▸ What you have to do: The data must be given again in full, with no line altered.

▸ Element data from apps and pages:
____________

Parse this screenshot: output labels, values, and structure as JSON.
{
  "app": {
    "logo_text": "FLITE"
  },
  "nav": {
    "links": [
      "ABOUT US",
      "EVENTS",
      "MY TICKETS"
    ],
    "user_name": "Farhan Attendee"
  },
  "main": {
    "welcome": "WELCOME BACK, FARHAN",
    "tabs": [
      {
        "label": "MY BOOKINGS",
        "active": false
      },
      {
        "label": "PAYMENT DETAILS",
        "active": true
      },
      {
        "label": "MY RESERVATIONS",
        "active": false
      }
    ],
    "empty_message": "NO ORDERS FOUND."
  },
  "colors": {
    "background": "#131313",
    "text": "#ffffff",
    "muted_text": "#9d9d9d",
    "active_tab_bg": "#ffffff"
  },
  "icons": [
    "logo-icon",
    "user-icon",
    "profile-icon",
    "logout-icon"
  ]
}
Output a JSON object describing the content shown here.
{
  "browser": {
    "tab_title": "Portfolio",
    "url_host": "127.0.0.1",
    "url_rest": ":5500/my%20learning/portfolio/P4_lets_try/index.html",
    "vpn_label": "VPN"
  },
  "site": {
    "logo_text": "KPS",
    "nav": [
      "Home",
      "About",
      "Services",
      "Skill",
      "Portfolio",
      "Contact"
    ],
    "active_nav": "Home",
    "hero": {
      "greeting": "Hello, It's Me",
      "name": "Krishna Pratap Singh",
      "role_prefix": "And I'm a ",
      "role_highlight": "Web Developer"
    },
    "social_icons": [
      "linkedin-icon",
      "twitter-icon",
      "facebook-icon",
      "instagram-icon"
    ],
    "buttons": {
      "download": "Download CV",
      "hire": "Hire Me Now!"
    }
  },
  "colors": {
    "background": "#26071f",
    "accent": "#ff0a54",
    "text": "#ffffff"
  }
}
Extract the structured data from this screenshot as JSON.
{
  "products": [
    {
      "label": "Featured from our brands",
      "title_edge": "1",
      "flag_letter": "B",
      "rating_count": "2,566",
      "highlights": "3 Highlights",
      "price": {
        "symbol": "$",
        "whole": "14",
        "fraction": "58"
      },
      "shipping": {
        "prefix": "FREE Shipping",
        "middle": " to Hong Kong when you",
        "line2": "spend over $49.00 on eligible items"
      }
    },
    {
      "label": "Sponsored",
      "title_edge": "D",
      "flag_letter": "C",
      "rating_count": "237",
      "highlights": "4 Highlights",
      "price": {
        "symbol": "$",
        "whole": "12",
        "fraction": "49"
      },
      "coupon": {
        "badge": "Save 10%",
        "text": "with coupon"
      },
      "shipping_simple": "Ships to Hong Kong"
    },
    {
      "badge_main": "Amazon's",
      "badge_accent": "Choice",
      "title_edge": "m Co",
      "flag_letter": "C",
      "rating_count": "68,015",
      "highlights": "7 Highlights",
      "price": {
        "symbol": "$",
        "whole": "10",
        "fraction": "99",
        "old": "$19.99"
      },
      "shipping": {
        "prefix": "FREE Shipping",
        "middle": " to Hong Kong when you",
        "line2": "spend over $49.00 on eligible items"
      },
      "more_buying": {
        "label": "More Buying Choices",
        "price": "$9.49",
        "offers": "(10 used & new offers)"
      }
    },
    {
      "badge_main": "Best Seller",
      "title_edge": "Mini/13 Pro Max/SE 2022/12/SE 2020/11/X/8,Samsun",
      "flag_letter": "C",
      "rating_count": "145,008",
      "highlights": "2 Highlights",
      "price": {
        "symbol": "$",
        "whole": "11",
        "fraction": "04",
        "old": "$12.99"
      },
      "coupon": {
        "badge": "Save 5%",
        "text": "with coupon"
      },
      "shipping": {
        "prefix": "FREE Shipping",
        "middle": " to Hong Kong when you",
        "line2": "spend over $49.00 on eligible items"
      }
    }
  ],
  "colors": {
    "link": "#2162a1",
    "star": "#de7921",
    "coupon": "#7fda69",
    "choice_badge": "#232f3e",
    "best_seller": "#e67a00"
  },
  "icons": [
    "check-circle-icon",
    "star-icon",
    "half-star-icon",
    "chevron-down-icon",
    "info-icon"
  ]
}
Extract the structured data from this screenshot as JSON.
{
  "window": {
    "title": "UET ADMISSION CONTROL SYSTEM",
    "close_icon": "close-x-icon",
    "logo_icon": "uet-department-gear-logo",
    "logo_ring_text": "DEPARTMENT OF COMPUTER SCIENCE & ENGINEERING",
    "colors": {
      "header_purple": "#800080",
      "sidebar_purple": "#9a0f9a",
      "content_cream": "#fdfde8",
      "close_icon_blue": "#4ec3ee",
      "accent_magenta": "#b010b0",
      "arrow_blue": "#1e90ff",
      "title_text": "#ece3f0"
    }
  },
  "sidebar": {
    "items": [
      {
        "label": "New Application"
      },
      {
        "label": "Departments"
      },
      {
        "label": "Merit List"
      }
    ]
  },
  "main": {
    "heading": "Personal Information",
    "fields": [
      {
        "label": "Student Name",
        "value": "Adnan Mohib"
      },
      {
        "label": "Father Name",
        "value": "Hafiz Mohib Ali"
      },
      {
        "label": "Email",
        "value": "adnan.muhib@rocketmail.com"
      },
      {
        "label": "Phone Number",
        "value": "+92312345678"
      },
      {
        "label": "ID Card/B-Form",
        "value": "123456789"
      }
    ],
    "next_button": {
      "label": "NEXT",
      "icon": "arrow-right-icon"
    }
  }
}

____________

▸ Answer box:
Parse this screenshot: output labels, values, and structure as JSON.
{
  "app": {
    "logo_text": "FLITE"
  },
  "nav": {
    "links": [
      "ABOUT US",
      "EVENTS",
      "MY TICKETS"
    ],
    "user_name": "Farhan Attendee"
  },
  "main": {
    "welcome": "WELCOME BACK, FARHAN",
    "tabs": [
      {
        "label": "MY BOOKINGS",
        "active": false
      },
      {
        "label": "PAYMENT DETAILS",
        "active": true
      },
      {
        "label": "MY RESERVATIONS",
        "active": false
      }
    ],
    "empty_message": "NO ORDERS FOUND."
  },
  "colors": {
    "background": "#131313",
    "text": "#ffffff",
    "muted_text": "#9d9d9d",
    "active_tab_bg": "#ffffff"
  },
  "icons": [
    "logo-icon",
    "user-icon",
    "profile-icon",
    "logout-icon"
  ]
}
Output a JSON object describing the content shown here.
{
  "browser": {
    "tab_title": "Portfolio",
    "url_host": "127.0.0.1",
    "url_rest": ":5500/my%20learning/portfolio/P4_lets_try/index.html",
    "vpn_label": "VPN"
  },
  "site": {
    "logo_text": "KPS",
    "nav": [
      "Home",
      "About",
      "Services",
      "Skill",
      "Portfolio",
      "Contact"
    ],
    "active_nav": "Home",
    "hero": {
      "greeting": "Hello, It's Me",
      "name": "Krishna Pratap Singh",
      "role_prefix": "And I'm a ",
      "role_highlight": "Web Developer"
    },
    "social_icons": [
      "linkedin-icon",
      "twitter-icon",
      "facebook-icon",
      "instagram-icon"
    ],
    "buttons": {
      "download": "Download CV",
      "hire": "Hire Me Now!"
    }
  },
  "colors": {
    "background": "#26071f",
    "accent": "#ff0a54",
    "text": "#ffffff"
  }
}
Extract the structured data from this screenshot as JSON.
{
  "products": [
    {
      "label": "Featured from our brands",
      "title_edge": "1",
      "flag_letter": "B",
      "rating_count": "2,566",
      "highlights": "3 Highlights",
      "price": {
        "symbol": "$",
        "whole": "14",
        "fraction": "58"
      },
      "shipping": {
        "prefix": "FREE Shipping",
        "middle": " to Hong Kong when you",
        "line2": "spend over $49.00 on eligible items"
      }
    },
    {
      "label": "Sponsored",
      "title_edge": "D",
      "flag_letter": "C",
      "rating_count": "237",
      "highlights": "4 Highlights",
      "price": {
        "symbol": "$",
        "whole": "12",
        "fraction": "49"
      },
      "coupon": {
        "badge": "Save 10%",
        "text": "with coupon"
      },
      "shipping_simple": "Ships to Hong Kong"
    },
    {
      "badge_main": "Amazon's",
      "badge_accent": "Choice",
      "title_edge": "m Co",
      "flag_letter": "C",
      "rating_count": "68,015",
      "highlights": "7 Highlights",
      "price": {
        "symbol": "$",
        "whole": "10",
        "fraction": "99",
        "old": "$19.99"
      },
      "shipping": {
        "prefix": "FREE Shipping",
        "middle": " to Hong Kong when you",
        "line2": "spend over $49.00 on eligible items"
      },
      "more_buying": {
        "label": "More Buying Choices",
        "price": "$9.49",
        "offers": "(10 used & new offers)"
      }
    },
    {
      "badge_main": "Best Seller",
      "title_edge": "Mini/13 Pro Max/SE 2022/12/SE 2020/11/X/8,Samsun",
      "flag_letter": "C",
      "rating_count": "145,008",
      "highlights": "2 Highlights",
      "price": {
        "symbol": "$",
        "whole": "11",
        "fraction": "04",
        "old": "$12.99"
      },
      "coupon": {
        "badge": "Save 5%",
        "text": "with coupon"
      },
      "shipping": {
        "prefix": "FREE Shipping",
        "middle": " to Hong Kong when you",
        "line2": "spend over $49.00 on eligible items"
      }
    }
  ],
  "colors": {
    "link": "#2162a1",
    "star": "#de7921",
    "coupon": "#7fda69",
    "choice_badge": "#232f3e",
    "best_seller": "#e67a00"
  },
  "icons": [
    "check-circle-icon",
    "star-icon",
    "half-star-icon",
    "chevron-down-icon",
    "info-icon"
  ]
}
Extract the structured data from this screenshot as JSON.
{
  "window": {
    "title": "UET ADMISSION CONTROL SYSTEM",
    "close_icon": "close-x-icon",
    "logo_icon": "uet-department-gear-logo",
    "logo_ring_text": "DEPARTMENT OF COMPUTER SCIENCE & ENGINEERING",
    "colors": {
      "header_purple": "#800080",
      "sidebar_purple": "#9a0f9a",
      "content_cream": "#fdfde8",
      "close_icon_blue": "#4ec3ee",
      "accent_magenta": "#b010b0",
      "arrow_blue": "#1e90ff",
      "title_text": "#ece3f0"
    }
  },
  "sidebar": {
    "items": [
      {
        "label": "New Application"
      },
      {
        "label": "Departments"
      },
      {
        "label": "Merit List"
      }
    ]
  },
  "main": {
    "heading": "Personal Information",
    "fields": [
      {
        "label": "Student Name",
        "value": "Adnan Mohib"
      },
      {
        "label": "Father Name",
        "value": "Hafiz Mohib Ali"
      },
      {
        "label": "Email",
        "value": "adnan.muhib@rocketmail.com"
      },
      {
        "label": "Phone Number",
        "value": "+92312345678"
      },
      {
        "label": "ID Card/B-Form",
        "value": "123456789"
      }
    ],
    "next_button": {
      "label": "NEXT",
      "icon": "arrow-right-icon"
    }
  }
}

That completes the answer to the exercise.